A 60 Myr Sea Surface Temperature Record of the Northern Atlantic Ocean Using a Multi-proxy Approach

Friday, 19 December 2014
Gert-Jan Reichart1, Marijke De Bar1, Appy Sluijs2, Martin Ziegler3, Lennart de Nooijer1 and Stefan Schouten1, (1)Royal Netherlands Institute for Sea Research, Den Burg, Netherlands, (2)Marine Palynology and Paleoceanography, Department of Earth Sciences, Faculty of Geosciences, Utrecht University. Laboratory of Palaeobotany and Palynology, Budapestlaan 4, 3584CD, Utrecht, Netherlands, (3)ETH Swiss Federal Institute of Technology Zurich, Zurich, Switzerland
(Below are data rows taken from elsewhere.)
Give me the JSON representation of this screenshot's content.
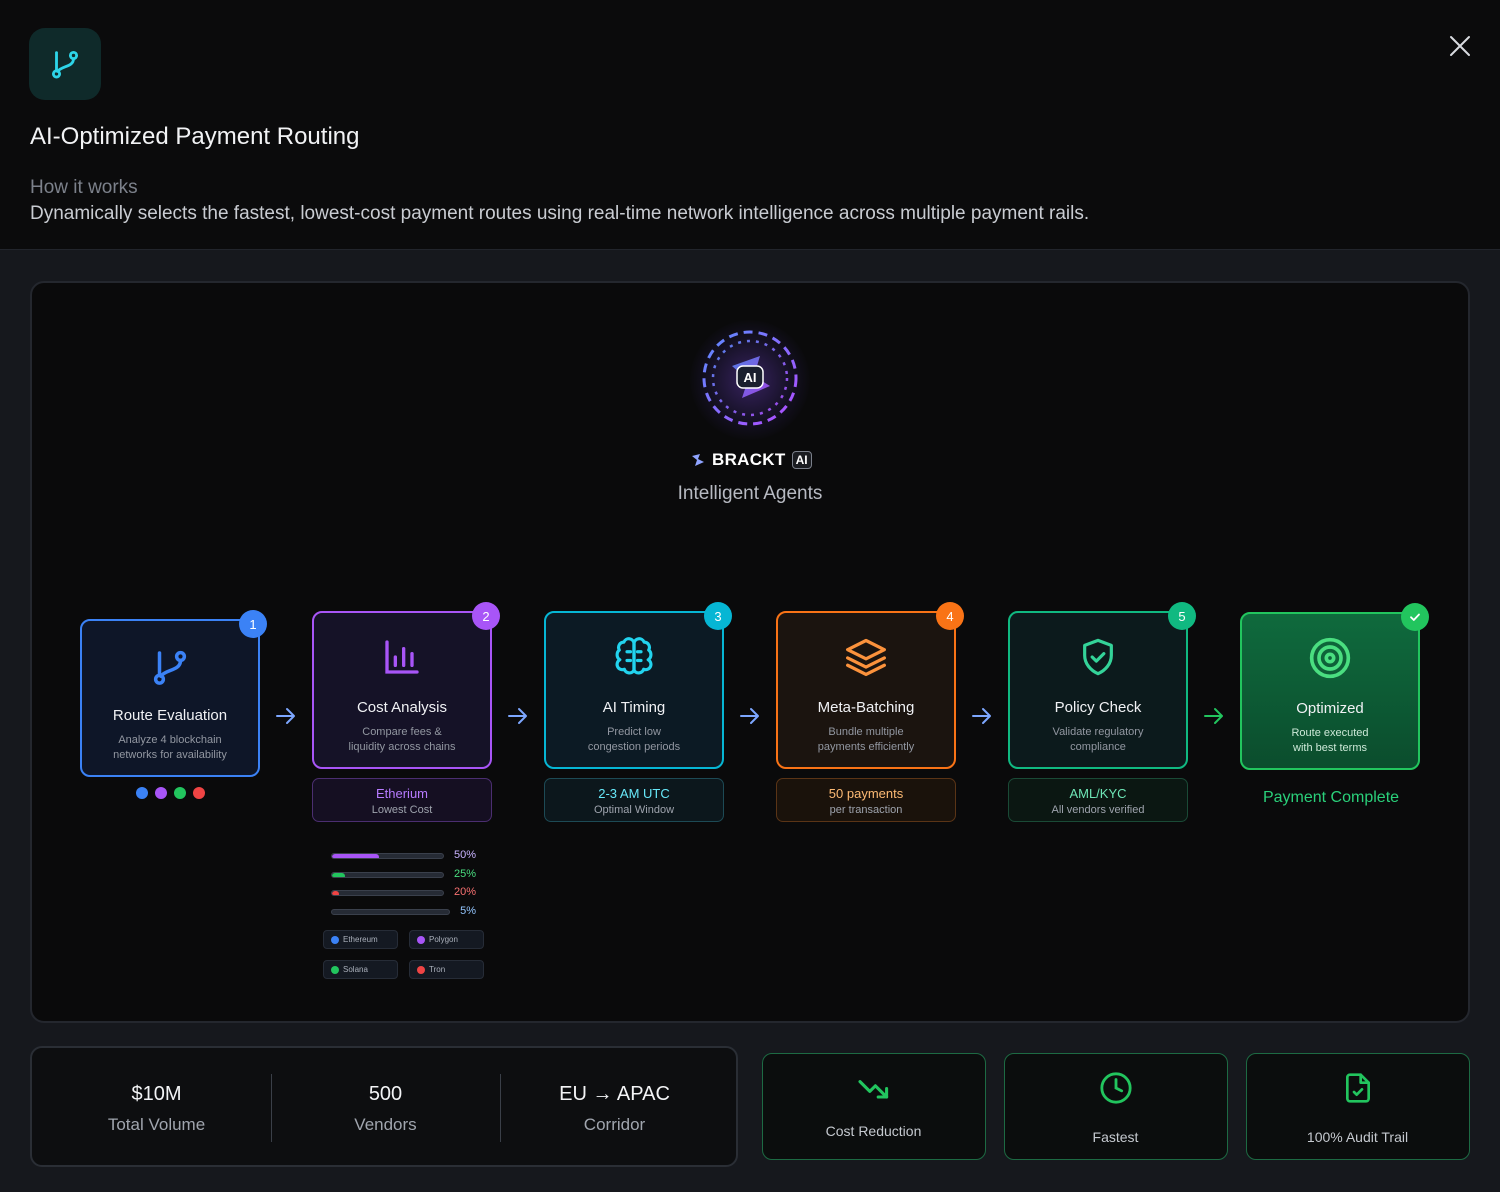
{
  "header": {
    "title": "AI-Optimized Payment Routing",
    "section_label": "How it works",
    "description": "Dynamically selects the fastest, lowest-cost payment routes using real-time network intelligence across multiple payment rails."
  },
  "hub": {
    "icon_text": "AI",
    "brand_name": "BRACKT",
    "brand_badge": "AI",
    "subtitle": "Intelligent Agents"
  },
  "steps": [
    {
      "number": "1",
      "title": "Route Evaluation",
      "desc_line1": "Analyze 4 blockchain",
      "desc_line2": "networks for availability",
      "color": "#3b82f6"
    },
    {
      "number": "2",
      "title": "Cost Analysis",
      "desc_line1": "Compare fees &",
      "desc_line2": "liquidity across chains",
      "color": "#a855f7"
    },
    {
      "number": "3",
      "title": "AI Timing",
      "desc_line1": "Predict low",
      "desc_line2": "congestion periods",
      "color": "#06b6d4"
    },
    {
      "number": "4",
      "title": "Meta-Batching",
      "desc_line1": "Bundle multiple",
      "desc_line2": "payments efficiently",
      "color": "#f97316"
    },
    {
      "number": "5",
      "title": "Policy Check",
      "desc_line1": "Validate regulatory",
      "desc_line2": "compliance",
      "color": "#10b981"
    },
    {
      "number": "✓",
      "title": "Optimized",
      "desc_line1": "Route executed",
      "desc_line2": "with best terms",
      "color": "#22c55e"
    }
  ],
  "info_boxes": [
    {
      "main": "Etherium",
      "sub": "Lowest Cost"
    },
    {
      "main": "2-3 AM UTC",
      "sub": "Optimal Window"
    },
    {
      "main": "50 payments",
      "sub": "per transaction"
    },
    {
      "main": "AML/KYC",
      "sub": "All vendors verified"
    }
  ],
  "completion_label": "Payment Complete",
  "network_dots": [
    "#3b82f6",
    "#a855f7",
    "#22c55e",
    "#ef4444"
  ],
  "cost_bars": [
    {
      "label": "50%",
      "value": 0.42,
      "color": "#a855f7"
    },
    {
      "label": "25%",
      "value": 0.12,
      "color": "#22c55e"
    },
    {
      "label": "20%",
      "value": 0.06,
      "color": "#ef4444"
    },
    {
      "label": "5%",
      "value": 0.0,
      "color": "#3b82f6"
    }
  ],
  "chains": [
    {
      "name": "Ethereum",
      "color": "#3b82f6"
    },
    {
      "name": "Polygon",
      "color": "#a855f7"
    },
    {
      "name": "Solana",
      "color": "#22c55e"
    },
    {
      "name": "Tron",
      "color": "#ef4444"
    }
  ],
  "stats": [
    {
      "value": "$10M",
      "label": "Total Volume"
    },
    {
      "value": "500",
      "label": "Vendors"
    },
    {
      "value": "EU → APAC",
      "label": "Corridor"
    }
  ],
  "features": [
    {
      "label": "Cost Reduction",
      "icon": "trending-down-icon"
    },
    {
      "label": "Fastest",
      "icon": "clock-icon"
    },
    {
      "label": "100% Audit Trail",
      "icon": "file-check-icon"
    }
  ]
}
The extrapolation of sea surface temperature calibrations used for proxies into deep time is inherently problematic. On geological time scales, differences in ocean chemistry, source organism evolution and non-analogue processes all affect application of calibrations based on present day proxy relationships. Here we present a multi-proxy (Mg/Ca, δ18O and TEX86) paleotemperature reconstruction for the North Atlantic American shelf using ODP Leg 174AX Site Bass River (New Jersey Shelf). This record extends from the Cenomanian to the Pliocene and provides an excellent archive for comparing proxies on long time scales, because the sediments yield well-preserved organic biomarkers as well as foraminiferal calcite, suitable for geochemical analysis. Nine sub-sets of high-resolution series were analyzed to gain insight both in the long-term evolution as well as the internal proxy consistency on shorter time scales. Trends in TEX86, δ18O and Mg/Ca show very good mutual agreement and are consistent with stacked global benthic oxygen isotope records. This implies that the New Jersey shelf record captures the long-term trends in the global oceanic temperature signal. However, TEX86 sea surface temperatures range between ~20 and 35 ⁰C, whereas bottom water temperatures inferred from Mg/Ca (corrected for modeled past changes in sea water Mg/Ca) and δ18O (corrected for ice volume changes) range between ~15 and 25 ⁰C, and 10 and 20 ⁰C, respectively. These offsets, which increase further back in time, suggest that difference in the isotopic and elemental composition of seawater, or changes in the TEX86 calibration in deep time, affect temperature proxies. Deep time re-calibration based on clumped isotope thermometry will be used to reconcile these proxies also on geological time scales.